═══ DATA FOR ANALYSIS ═══

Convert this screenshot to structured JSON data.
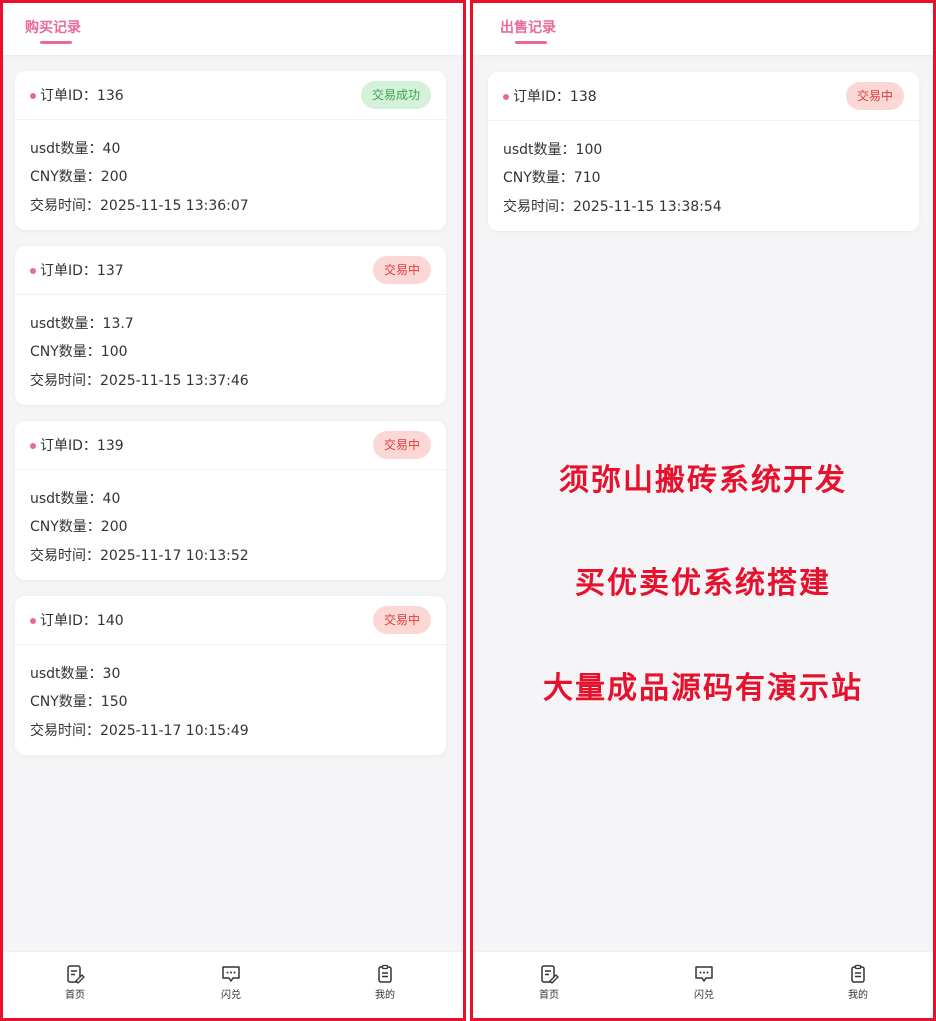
{
  "left": {
    "title": "购买记录",
    "orders": [
      {
        "id_label": "订单ID：136",
        "status": "交易成功",
        "status_type": "success",
        "usdt": "usdt数量：40",
        "cny": "CNY数量：200",
        "time": "交易时间：2025-11-15 13:36:07"
      },
      {
        "id_label": "订单ID：137",
        "status": "交易中",
        "status_type": "pending",
        "usdt": "usdt数量：13.7",
        "cny": "CNY数量：100",
        "time": "交易时间：2025-11-15 13:37:46"
      },
      {
        "id_label": "订单ID：139",
        "status": "交易中",
        "status_type": "pending",
        "usdt": "usdt数量：40",
        "cny": "CNY数量：200",
        "time": "交易时间：2025-11-17 10:13:52"
      },
      {
        "id_label": "订单ID：140",
        "status": "交易中",
        "status_type": "pending",
        "usdt": "usdt数量：30",
        "cny": "CNY数量：150",
        "time": "交易时间：2025-11-17 10:15:49"
      }
    ],
    "tabs": [
      {
        "label": "首页",
        "icon": "edit-doc-icon"
      },
      {
        "label": "闪兑",
        "icon": "chat-icon"
      },
      {
        "label": "我的",
        "icon": "clipboard-icon"
      }
    ]
  },
  "right": {
    "title": "出售记录",
    "orders": [
      {
        "id_label": "订单ID：138",
        "status": "交易中",
        "status_type": "pending",
        "usdt": "usdt数量：100",
        "cny": "CNY数量：710",
        "time": "交易时间：2025-11-15 13:38:54"
      }
    ],
    "promo": [
      "须弥山搬砖系统开发",
      "买优卖优系统搭建",
      "大量成品源码有演示站"
    ],
    "tabs": [
      {
        "label": "首页",
        "icon": "edit-doc-icon"
      },
      {
        "label": "闪兑",
        "icon": "chat-icon"
      },
      {
        "label": "我的",
        "icon": "clipboard-icon"
      }
    ]
  },
  "colors": {
    "accent": "#e96a9a",
    "frame": "#e8112d",
    "success_bg": "#d4f2d9",
    "success_text": "#39a34f",
    "pending_bg": "#fbd8d6",
    "pending_text": "#e23a3a"
  }
}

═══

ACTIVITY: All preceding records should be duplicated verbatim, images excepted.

EXERCISE RESPONSE:
Convert this screenshot to structured JSON data.
{
  "left": {
    "title": "购买记录",
    "orders": [
      {
        "id_label": "订单ID：136",
        "status": "交易成功",
        "status_type": "success",
        "usdt": "usdt数量：40",
        "cny": "CNY数量：200",
        "time": "交易时间：2025-11-15 13:36:07"
      },
      {
        "id_label": "订单ID：137",
        "status": "交易中",
        "status_type": "pending",
        "usdt": "usdt数量：13.7",
        "cny": "CNY数量：100",
        "time": "交易时间：2025-11-15 13:37:46"
      },
      {
        "id_label": "订单ID：139",
        "status": "交易中",
        "status_type": "pending",
        "usdt": "usdt数量：40",
        "cny": "CNY数量：200",
        "time": "交易时间：2025-11-17 10:13:52"
      },
      {
        "id_label": "订单ID：140",
        "status": "交易中",
        "status_type": "pending",
        "usdt": "usdt数量：30",
        "cny": "CNY数量：150",
        "time": "交易时间：2025-11-17 10:15:49"
      }
    ],
    "tabs": [
      {
        "label": "首页",
        "icon": "edit-doc-icon"
      },
      {
        "label": "闪兑",
        "icon": "chat-icon"
      },
      {
        "label": "我的",
        "icon": "clipboard-icon"
      }
    ]
  },
  "right": {
    "title": "出售记录",
    "orders": [
      {
        "id_label": "订单ID：138",
        "status": "交易中",
        "status_type": "pending",
        "usdt": "usdt数量：100",
        "cny": "CNY数量：710",
        "time": "交易时间：2025-11-15 13:38:54"
      }
    ],
    "promo": [
      "须弥山搬砖系统开发",
      "买优卖优系统搭建",
      "大量成品源码有演示站"
    ],
    "tabs": [
      {
        "label": "首页",
        "icon": "edit-doc-icon"
      },
      {
        "label": "闪兑",
        "icon": "chat-icon"
      },
      {
        "label": "我的",
        "icon": "clipboard-icon"
      }
    ]
  },
  "colors": {
    "accent": "#e96a9a",
    "frame": "#e8112d",
    "success_bg": "#d4f2d9",
    "success_text": "#39a34f",
    "pending_bg": "#fbd8d6",
    "pending_text": "#e23a3a"
  }
}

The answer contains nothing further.